This celebratory milestone was recently published in the journal Nucleic Acids Research, which summarized the history and evolution of CTD, including descriptions of curation processes, new content, and enhanced visualization and analysis tools. The article also detailed a new “Pathway View” tool that leverages gene interaction data from BioGRID to allow users to build unique toxicogenomic interaction modules connecting chemical exposure to disease events.
As it was ten years ago, CTD today is still managed by a small team of biologists and software engineers who work with both the toxicology and biocuration communities to advance understanding of chemical-gene-disease data and how best to extract and code this information from the published literature. All CTD data are freely available to the public. As well, CTD content has been disseminated further into the scientific community via more than 55 other databases that routinely incorporate CTD’s annotations. If interested in establishing links to CTD data, please notify us and follow these instructions.
Understanding chemical toxicity is a common goal shared between environmental health scientists and pharmaceutical drug makers. Now, the Comparative Toxicogenomics Database (CTD, http://ctdbase.org/), which has historically focused on environmental chemicals, has completed a unique curation project coding therapeutic drug-induced disease and phenotype events from more than 88,000 articles published over the last seven decades. The results were recently reported in the journal Database (http://database.oxfordjournals.org/content/2013/bat080.full).
In the study, five CTD biocurators reviewed and manually curated 88,629 articles in just one year, coding information via controlled vocabularies for pharmaceutical compounds and their potential toxicity in cardiovascular, neurological, renal, and hepatic systems. Over 250,000 interactions were ultimately curated, linking 5,500 chemicals, 9,100 genes, 2,700 diseases, and 120 phenotypes. In the paper, CTD provided details about their curation strategy, performance metrics, and enhanced data content. As well, a new module for capturing chemical-phenotype data was introduced to curate drug-induced events at the molecular and cellular level before a disease developed.
One key finding was the discovery of 360 pharmaceutical drugs with overlapping adverse effects for four physiological systems-of-interest to drug makers resulting in cardiotoxicity, neurotoxicity, renal toxicity, and hepatotoxicity. Integrated into the CTD framework, these results are now combined with other datasets to make novel predictions and help generate testable hypotheses about drug-induced events.
The data are freely available from CTD. As well, the curation has been disseminated further into the scientific community via more than 55 other databases that routinely incorporate CTD’s annotations. If interested in establishing links to CTD data, please notify us (http://ctdbase.org/help/contact.go) and follow these instructions (http://ctdbase.org/help/linking.jsp).

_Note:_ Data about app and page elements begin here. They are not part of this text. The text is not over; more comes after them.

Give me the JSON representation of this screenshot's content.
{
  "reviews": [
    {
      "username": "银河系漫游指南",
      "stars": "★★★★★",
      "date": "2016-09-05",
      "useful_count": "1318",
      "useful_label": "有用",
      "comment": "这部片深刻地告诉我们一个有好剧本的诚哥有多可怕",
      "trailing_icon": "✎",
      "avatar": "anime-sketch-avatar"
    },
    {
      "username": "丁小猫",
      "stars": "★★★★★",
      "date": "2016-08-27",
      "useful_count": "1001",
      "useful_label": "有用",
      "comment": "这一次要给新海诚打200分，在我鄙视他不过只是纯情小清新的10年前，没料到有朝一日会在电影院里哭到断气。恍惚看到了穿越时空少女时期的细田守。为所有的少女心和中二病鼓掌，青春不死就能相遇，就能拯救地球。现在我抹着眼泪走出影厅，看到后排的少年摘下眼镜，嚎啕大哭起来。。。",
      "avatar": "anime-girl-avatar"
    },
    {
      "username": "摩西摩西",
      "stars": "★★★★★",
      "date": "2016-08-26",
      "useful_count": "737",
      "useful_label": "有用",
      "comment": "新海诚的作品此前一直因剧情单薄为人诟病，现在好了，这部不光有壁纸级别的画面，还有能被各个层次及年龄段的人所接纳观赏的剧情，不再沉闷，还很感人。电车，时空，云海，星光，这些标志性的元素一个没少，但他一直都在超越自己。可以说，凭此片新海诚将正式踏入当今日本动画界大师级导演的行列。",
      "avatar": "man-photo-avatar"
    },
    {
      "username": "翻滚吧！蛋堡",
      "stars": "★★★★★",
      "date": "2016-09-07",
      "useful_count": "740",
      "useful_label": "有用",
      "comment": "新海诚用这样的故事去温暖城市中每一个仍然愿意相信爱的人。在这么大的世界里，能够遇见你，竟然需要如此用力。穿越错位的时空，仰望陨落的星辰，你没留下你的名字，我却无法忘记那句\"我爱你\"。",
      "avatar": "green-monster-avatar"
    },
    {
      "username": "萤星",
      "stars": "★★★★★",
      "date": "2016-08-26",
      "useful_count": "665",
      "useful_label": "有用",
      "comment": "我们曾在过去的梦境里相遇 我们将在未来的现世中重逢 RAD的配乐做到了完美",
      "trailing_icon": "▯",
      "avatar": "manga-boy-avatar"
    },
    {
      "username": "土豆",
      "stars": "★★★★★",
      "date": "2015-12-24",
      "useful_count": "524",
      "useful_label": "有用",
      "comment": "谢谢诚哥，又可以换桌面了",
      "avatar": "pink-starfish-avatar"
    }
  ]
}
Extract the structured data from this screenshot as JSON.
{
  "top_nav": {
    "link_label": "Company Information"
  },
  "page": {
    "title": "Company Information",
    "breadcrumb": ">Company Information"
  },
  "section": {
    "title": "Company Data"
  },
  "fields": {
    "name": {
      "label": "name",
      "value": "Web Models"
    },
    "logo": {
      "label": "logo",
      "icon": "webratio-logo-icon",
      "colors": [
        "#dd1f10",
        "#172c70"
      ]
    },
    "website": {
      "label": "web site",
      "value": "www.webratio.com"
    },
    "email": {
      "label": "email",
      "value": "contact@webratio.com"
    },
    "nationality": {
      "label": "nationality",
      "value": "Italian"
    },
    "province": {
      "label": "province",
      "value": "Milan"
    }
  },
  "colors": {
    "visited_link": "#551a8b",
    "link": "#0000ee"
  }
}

Submitted by Allan Peter Davis.
The International Society for Biocuration (ISB) was created to promote biocuration, the product of multidisciplinary teams of database curators, software developers and bioinformaticians. Biocurators, whose work facilitates research and education across the life sciences, create and maintain a wide variety of online tools and databases essential to the biological community in their daily work. Such important efforts now have a rightful home at DATABASE.
DATABASE, The Journal of Biological Databases and Curation, supports the growing need of the research community to discuss a range of issues related to the creation, development and maintenance of biological databases, and to strengthen communication between database developers, curators and users. As this resonates strongly with the mission of the ISB, we are delighted to announce that DATABASE has now become the Society’s official journal. DATABASE has published more than 250 papers, 50 of which have appeared in the Biocuration Virtual Issue, a special collection of articles describing work presented at the annual International Biocuration Conference.
The term of the 2013/2014 ISB Executive Committee (EC) starts on November 1st, 2013. We are delighted to welcome Melissa Haendel and Jennifer Harrow to the ISB EC, joining Teresa Attwood, Alex Bateman, J. Michael Cherry, Pascale Gaudet, Monica Munoz-Torres, Claire O’Donovan, and Marc Robinson-Rechavi. We are grateful to Renate Kania and Chisato Yamasaki for having served on the committee since 2011.
The ISB signs the San Francisco Declaration on Research Assessment (DORA), initiated by the American Society for Cell Biology (ASCB) together with a group of editors and publishers of scholarly journals, that aims to improve the ways in which the outputs of scientific research are evaluated.